There are lots of good reasons for filing on fault. The fact that he won’t sign a separation agreement, that you aren’t aware of what assets and liabilities there are, or in an attempt to have a pendente lite hearing and get temporary child and/or spousal support awarded are all good reasons to consider filing on fault.

There are lots of not so good reasons for filing on fault, too – but mostly there are uninformed reasons. I think that the existence of fault based grounds (and, of course, the actual semantics of referring to those grounds as ‘fault’ based) sort of implies that there is some benefit of using them for the party who is not at fault for the breakdown of the marriage. It’s often hard for women to wrap their minds around the fact that, in their case, the fault based grounds may not have the impact that they hoped that they would have.

I’m absolutely not saying that it’s never a good idea to file on fault. What I am saying, though, is that if you do decide to go that route, for whatever reason, you should have a good answer as to why you’re doing what you’re doing. It may be that you have no other choice, in which case you’d HAVE to use your fault based grounds. But it often happens, too, that there is a choice in the matter, and that the choice made is one that is emotionally driven, rather than legally driven.

As I write this, I only just hung up the phone with a consult of mine who told me about how, during the course of her marriage, her husband fathered not one but two children with a girlfriend. I’ve seen hundreds of other cases, too, but this one is freshest in my mind. In this case, the husband was agreeable on almost every point – support, custody, retirement, what to do with the marital residence – so, even though he committed a really, really egregious fault, what would be the point of filing on fault?

Ultimately, in order to spend the kind of money that it would cost to support a contested divorce case, and even to invest the amount of time needed to get all the way through to a contested divorce trial, it’s wise to have a real reason.

At the end of the day, most people’s goals are the same: to get the best result possible in their case with the least amount of money expended. Right? Because, at the end, you’ll have to start your life over, and you’ll want a good result and as much money as possible to fuel that venture so that you can be successful in your post-divorce life.

Every choice you make through the divorce should be based on facts and carefully calculated to yield the results you want to see. I’m not saying that I can’t understand why someone whose husband has fathered two children outside of their marriage would want to file on fault. I’m also not saying that she would have any difficulty in proving it, if she really wanted to.

I’m just not sure what difference it would make since, in most cases, one spouse’s adultery really isn’t enough evidence for the court to give the innocent spouse more of the assets.
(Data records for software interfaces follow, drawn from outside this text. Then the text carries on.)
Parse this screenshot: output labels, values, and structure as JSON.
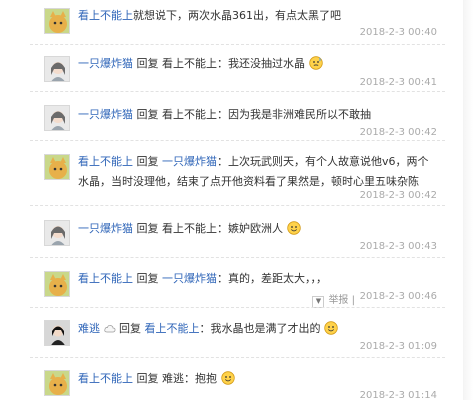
{
  "comments": [
    {
      "user": "看上不能上",
      "reply_label": "",
      "reply_to": "",
      "text": "就想说下，两次水晶361出，有点太黑了吧",
      "time": "2018-2-3 00:40",
      "avatar": "cat-avatar",
      "emoji": ""
    },
    {
      "user": "一只爆炸猫",
      "reply_label": "回复",
      "reply_to": "看上不能上",
      "text": "：我还没抽过水晶",
      "time": "2018-2-3 00:41",
      "avatar": "girl-avatar",
      "emoji": "sweat-emoji"
    },
    {
      "user": "一只爆炸猫",
      "reply_label": "回复",
      "reply_to": "看上不能上",
      "text": "：因为我是非洲难民所以不敢抽",
      "time": "2018-2-3 00:42",
      "avatar": "girl-avatar",
      "emoji": ""
    },
    {
      "user": "看上不能上",
      "reply_label": "回复",
      "reply_to": "一只爆炸猫",
      "text": "：上次玩武则天，有个人故意说他v6，两个水晶，当时没理他，结束了点开他资料看了果然是，顿时心里五味杂陈",
      "time": "2018-2-3 00:42",
      "avatar": "cat-avatar",
      "emoji": ""
    },
    {
      "user": "一只爆炸猫",
      "reply_label": "回复",
      "reply_to": "看上不能上",
      "text": "：嫉妒欧洲人",
      "time": "2018-2-3 00:43",
      "avatar": "girl-avatar",
      "emoji": "smile-emoji"
    },
    {
      "user": "看上不能上",
      "reply_label": "回复",
      "reply_to": "一只爆炸猫",
      "text": "：真的，差距太大，，，",
      "time": "2018-2-3 00:46",
      "avatar": "cat-avatar",
      "emoji": "",
      "report_label": "举报"
    },
    {
      "user": "难逃",
      "reply_label": "回复",
      "reply_to": "看上不能上",
      "text": "：我水晶也是满了才出的",
      "time": "2018-2-3 01:09",
      "avatar": "dark-avatar",
      "emoji": "smile-emoji",
      "badge": "cloud-badge"
    },
    {
      "user": "看上不能上",
      "reply_label": "回复",
      "reply_to": "难逃",
      "text": "：抱抱",
      "time": "2018-2-3 01:14",
      "avatar": "cat-avatar",
      "emoji": "smile-emoji"
    }
  ],
  "colors": {
    "link": "#2f65b8",
    "time": "#aaaaaa"
  }
}
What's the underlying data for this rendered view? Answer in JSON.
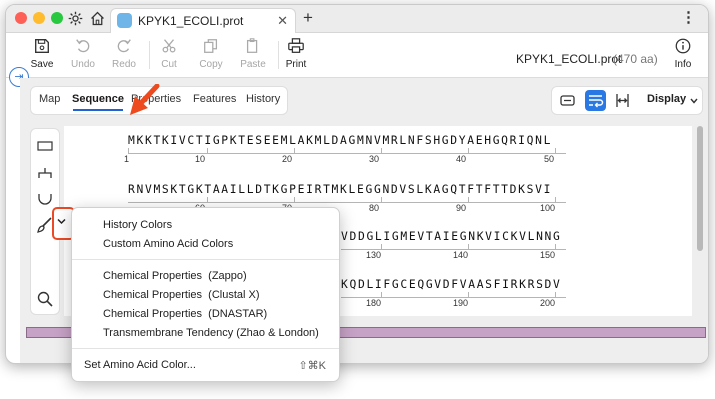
{
  "window": {
    "tab_title": "KPYK1_ECOLI.prot",
    "close_glyph": "✕",
    "new_tab_glyph": "+",
    "more_glyph": "⋮",
    "sidebar_toggle_glyph": "⇥"
  },
  "toolbar": {
    "save": "Save",
    "undo": "Undo",
    "redo": "Redo",
    "cut": "Cut",
    "copy": "Copy",
    "paste": "Paste",
    "print": "Print",
    "info": "Info",
    "doc_name": "KPYK1_ECOLI.prot",
    "doc_length": "(470 aa)"
  },
  "view_tabs": [
    "Map",
    "Sequence",
    "Properties",
    "Features",
    "History"
  ],
  "display_menu": "Display",
  "sequence": {
    "lines": [
      "MKKTKIVCTIGPKTESEEMLAKMLDAGMNVMRLNFSHGDYAEHGQRIQNL",
      "RNVMSKTGKTAAILLDTKGPEIRTMKLEGGNDVSLKAGQTFTFTTDKSVI",
      "VDDGLIGMEVTAIEGNKVICKVLNNG",
      "KQDLIFGCEQGVDFVAASFIRKRSDV"
    ],
    "ruler1": [
      "1",
      "10",
      "20",
      "30",
      "40",
      "50"
    ],
    "ruler2": [
      "60",
      "70",
      "80",
      "90",
      "100"
    ],
    "ruler3": [
      "130",
      "140",
      "150"
    ],
    "ruler4": [
      "180",
      "190",
      "200"
    ]
  },
  "dropdown": {
    "items_group1": [
      "History Colors",
      "Custom Amino Acid Colors"
    ],
    "items_group2": [
      "Chemical Properties  (Zappo)",
      "Chemical Properties  (Clustal X)",
      "Chemical Properties  (DNASTAR)",
      "Transmembrane Tendency (Zhao & London)"
    ],
    "set_color": "Set Amino Acid Color...",
    "set_color_shortcut": "⇧⌘K"
  },
  "colors": {
    "accent": "#2a78e4",
    "highlight_ring": "#ea4a26",
    "map_bar": "#c6a2c6"
  }
}
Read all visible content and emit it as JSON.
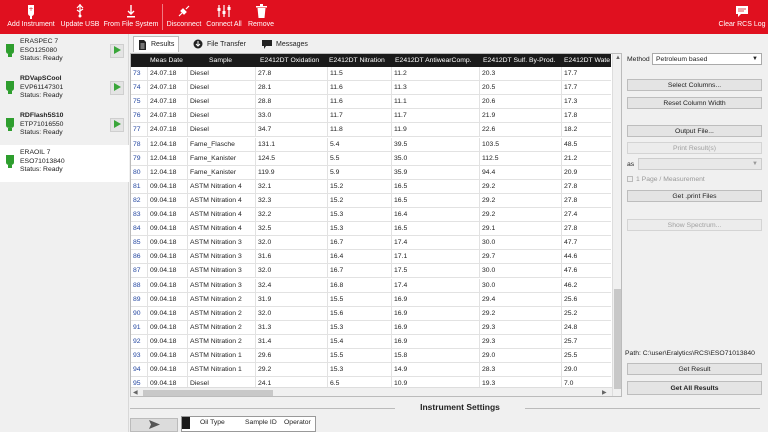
{
  "toolbar": {
    "add_instrument": "Add Instrument",
    "update_usb": "Update USB",
    "from_file_system": "From File System",
    "disconnect": "Disconnect",
    "connect_all": "Connect All",
    "remove": "Remove",
    "clear_rcs_log": "Clear RCS Log"
  },
  "instruments": [
    {
      "name": "ERASPEC 7",
      "serial": "ESO125080",
      "status": "Status:  Ready",
      "bulb_color": "#2e9e2e"
    },
    {
      "name": "RDVapSCool",
      "serial": "EVP61147301",
      "status": "Status:  Ready",
      "bulb_color": "#2e9e2e"
    },
    {
      "name": "RDFlash5S10",
      "serial": "ETP71016550",
      "status": "Status:  Ready",
      "bulb_color": "#2e9e2e"
    },
    {
      "name": "ERAOIL 7",
      "serial": "ESO71013840",
      "status": "Status:  Ready",
      "bulb_color": "#2e9e2e"
    }
  ],
  "tabs": {
    "results": "Results",
    "file_transfer": "File Transfer",
    "messages": "Messages"
  },
  "table": {
    "headers": [
      "Meas Date",
      "Sample",
      "E2412DT Oxidation",
      "E2412DT Nitration",
      "E2412DT AntiwearComp.",
      "E2412DT Sulf. By-Prod.",
      "E2412DT Wate"
    ],
    "rows": [
      {
        "n": "73",
        "cells": [
          "24.07.18",
          "Diesel",
          "27.8",
          "11.5",
          "11.2",
          "20.3",
          "17.7"
        ]
      },
      {
        "n": "74",
        "cells": [
          "24.07.18",
          "Diesel",
          "28.1",
          "11.6",
          "11.3",
          "20.5",
          "17.7"
        ]
      },
      {
        "n": "75",
        "cells": [
          "24.07.18",
          "Diesel",
          "28.8",
          "11.6",
          "11.1",
          "20.6",
          "17.3"
        ]
      },
      {
        "n": "76",
        "cells": [
          "24.07.18",
          "Diesel",
          "33.0",
          "11.7",
          "11.7",
          "21.9",
          "17.8"
        ]
      },
      {
        "n": "77",
        "cells": [
          "24.07.18",
          "Diesel",
          "34.7",
          "11.8",
          "11.9",
          "22.6",
          "18.2"
        ]
      },
      {
        "n": "78",
        "cells": [
          "12.04.18",
          "Fame_Flasche",
          "131.1",
          "5.4",
          "39.5",
          "103.5",
          "48.5"
        ]
      },
      {
        "n": "79",
        "cells": [
          "12.04.18",
          "Fame_Kanister",
          "124.5",
          "5.5",
          "35.0",
          "112.5",
          "21.2"
        ]
      },
      {
        "n": "80",
        "cells": [
          "12.04.18",
          "Fame_Kanister",
          "119.9",
          "5.9",
          "35.9",
          "94.4",
          "20.9"
        ]
      },
      {
        "n": "81",
        "cells": [
          "09.04.18",
          "ASTM Nitration 4",
          "32.1",
          "15.2",
          "16.5",
          "29.2",
          "27.8"
        ]
      },
      {
        "n": "82",
        "cells": [
          "09.04.18",
          "ASTM Nitration 4",
          "32.3",
          "15.2",
          "16.5",
          "29.2",
          "27.8"
        ]
      },
      {
        "n": "83",
        "cells": [
          "09.04.18",
          "ASTM Nitration 4",
          "32.2",
          "15.3",
          "16.4",
          "29.2",
          "27.4"
        ]
      },
      {
        "n": "84",
        "cells": [
          "09.04.18",
          "ASTM Nitration 4",
          "32.5",
          "15.3",
          "16.5",
          "29.1",
          "27.8"
        ]
      },
      {
        "n": "85",
        "cells": [
          "09.04.18",
          "ASTM Nitration 3",
          "32.0",
          "16.7",
          "17.4",
          "30.0",
          "47.7"
        ]
      },
      {
        "n": "86",
        "cells": [
          "09.04.18",
          "ASTM Nitration 3",
          "31.6",
          "16.4",
          "17.1",
          "29.7",
          "44.6"
        ]
      },
      {
        "n": "87",
        "cells": [
          "09.04.18",
          "ASTM Nitration 3",
          "32.0",
          "16.7",
          "17.5",
          "30.0",
          "47.6"
        ]
      },
      {
        "n": "88",
        "cells": [
          "09.04.18",
          "ASTM Nitration 3",
          "32.4",
          "16.8",
          "17.4",
          "30.0",
          "46.2"
        ]
      },
      {
        "n": "89",
        "cells": [
          "09.04.18",
          "ASTM Nitration 2",
          "31.9",
          "15.5",
          "16.9",
          "29.4",
          "25.6"
        ]
      },
      {
        "n": "90",
        "cells": [
          "09.04.18",
          "ASTM Nitration 2",
          "32.0",
          "15.6",
          "16.9",
          "29.2",
          "25.2"
        ]
      },
      {
        "n": "91",
        "cells": [
          "09.04.18",
          "ASTM Nitration 2",
          "31.3",
          "15.3",
          "16.9",
          "29.3",
          "24.8"
        ]
      },
      {
        "n": "92",
        "cells": [
          "09.04.18",
          "ASTM Nitration 2",
          "31.4",
          "15.4",
          "16.9",
          "29.3",
          "25.7"
        ]
      },
      {
        "n": "93",
        "cells": [
          "09.04.18",
          "ASTM Nitration 1",
          "29.6",
          "15.5",
          "15.8",
          "29.0",
          "25.5"
        ]
      },
      {
        "n": "94",
        "cells": [
          "09.04.18",
          "ASTM Nitration 1",
          "29.2",
          "15.3",
          "14.9",
          "28.3",
          "29.0"
        ]
      },
      {
        "n": "95",
        "cells": [
          "09.04.18",
          "Diesel",
          "24.1",
          "6.5",
          "10.9",
          "19.3",
          "7.0"
        ]
      }
    ]
  },
  "right_panel": {
    "method_label": "Method",
    "method_value": "Petroleum based",
    "select_columns": "Select Columns...",
    "reset_column_width": "Reset Column Width",
    "output_file": "Output File...",
    "print_results": "Print Result(s)",
    "as_label": "as",
    "one_page": "1 Page / Measurement",
    "get_print_files": "Get .print Files",
    "show_spectrum": "Show Spectrum...",
    "path": "Path: C:\\user\\Eralytics\\RCS\\ESO71013840",
    "get_result": "Get Result",
    "get_all_results": "Get All Results"
  },
  "bottom": {
    "instrument_settings": "Instrument Settings",
    "headers": [
      "Oil Type",
      "Sample ID",
      "Operator"
    ]
  },
  "colors": {
    "accent": "#e0101f",
    "header_bg": "#1a1a1a",
    "row_number": "#2346a0",
    "play": "#3aa63a"
  }
}
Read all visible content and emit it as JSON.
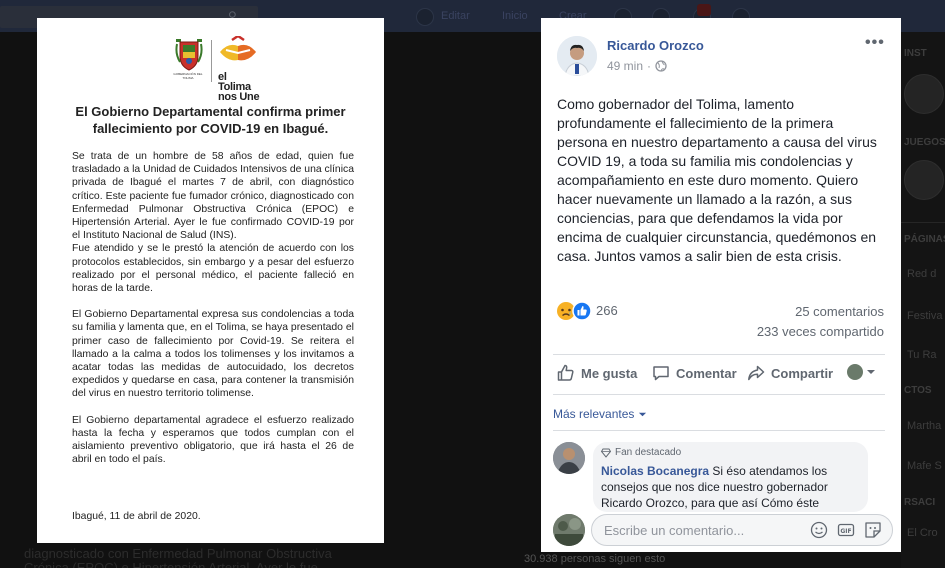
{
  "background": {
    "nav": [
      "Editar",
      "Inicio",
      "Crear"
    ],
    "right_sections": [
      "INST",
      "JUEGOS",
      "PÁGINAS",
      "CTOS",
      "RSACI"
    ],
    "right_items": [
      "Red d",
      "Festiva",
      "Tu Ra",
      "Martha",
      "Mafe S",
      "El Cro"
    ],
    "bottom_text": [
      "diagnosticado con Enfermedad Pulmonar Obstructiva",
      "Crónica (EPOC) e Hipertensión Arterial. Ayer le fue"
    ],
    "followers": "30.938 personas siguen esto"
  },
  "document": {
    "logo_caption": "GOBERNACIÓN DEL TOLIMA",
    "logo_text_1": "el Tolima",
    "logo_text_2": "nos Une",
    "title": "El Gobierno Departamental confirma primer fallecimiento por COVID-19 en Ibagué.",
    "paragraphs": [
      "Se trata de un hombre de 58 años de edad, quien fue trasladado a la Unidad de Cuidados Intensivos de una clínica privada de Ibagué el martes 7 de abril, con diagnóstico crítico. Este paciente fue fumador crónico, diagnosticado con Enfermedad Pulmonar Obstructiva Crónica (EPOC) e Hipertensión Arterial. Ayer le fue confirmado COVID-19 por el Instituto Nacional de Salud (INS).",
      "Fue atendido y se le prestó la atención de acuerdo con los protocolos establecidos, sin embargo y a pesar del esfuerzo realizado por el personal médico, el paciente falleció en horas de la tarde.",
      "El Gobierno Departamental expresa sus condolencias a toda su familia y lamenta que, en el Tolima, se haya presentado el primer caso de fallecimiento por Covid-19. Se reitera el llamado a la calma a todos los tolimenses y los invitamos a acatar todas las medidas de autocuidado, los decretos expedidos y quedarse en casa, para contener la transmisión del virus en nuestro territorio tolimense.",
      "El Gobierno departamental agradece el esfuerzo realizado hasta la fecha y esperamos que todos cumplan con el aislamiento preventivo obligatorio, que irá hasta el 26 de abril en todo el país."
    ],
    "date": "Ibagué, 11 de abril de 2020."
  },
  "post": {
    "author": "Ricardo Orozco",
    "time": "49 min",
    "time_separator": "·",
    "more": "•••",
    "text": "Como gobernador del Tolima, lamento profundamente el fallecimiento de la primera persona en nuestro departamento a causa del virus COVID 19, a toda su familia mis condolencias y acompañamiento en este duro momento. Quiero hacer nuevamente un llamado a la razón, a sus conciencias, para que defendamos la vida por encima de cualquier circunstancia, quedémonos en casa. Juntos vamos a salir bien de esta crisis.",
    "reaction_count": "266",
    "comments": "25 comentarios",
    "shares": "233 veces compartido",
    "actions": {
      "like": "Me gusta",
      "comment": "Comentar",
      "share": "Compartir"
    },
    "sort": "Más relevantes",
    "comment_badge": "Fan destacado",
    "comment_author": "Nicolas Bocanegra",
    "comment_text": "Si éso atendamos los consejos que nos dice nuestro gobernador Ricardo Orozco, para que así Cómo éste",
    "composer_placeholder": "Escribe un comentario...",
    "composer_icons": [
      "emoji-icon",
      "gif-icon",
      "sticker-icon"
    ],
    "colors": {
      "link": "#385898",
      "like_blue": "#1877f2",
      "sad_yellow": "#f7b125"
    }
  }
}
It often doesn’t matter very much in custody determinations, either – if at all. After all, custody and visitation decisions are made based on the best interests of the child standards, and these days the courts really live and die by the belief that having both parents involved to the greatest degree possible is what’s best for the child.

And, after all, an affair says very little about a person’s parenting. (Unless, of course, there are facts I don’t know – like that the adultery took place with a prostitute who also had a conviction on child pornography charges and that the tryst took place in a hotel room where the child was also present, or something horrible like that. Don’t worry – I made these facts up to support my argument here, this is not coming from a real case!)

Maybe there’s a good reason to file on fault. That’s entirely possible; we do contested divorces every single day! But it’s also definitely worth asking questions, considering possible alternatives (including advantages and disadvantages), and even just sleeping on it. There’s no real rush, and no reason to make a quick emotional decision that will cost you more in the long run.

For more information, to request a copy of our divorce book, to get more information on our divorce seminar, or to schedule a consultation, give our office a call at 757-425-5200.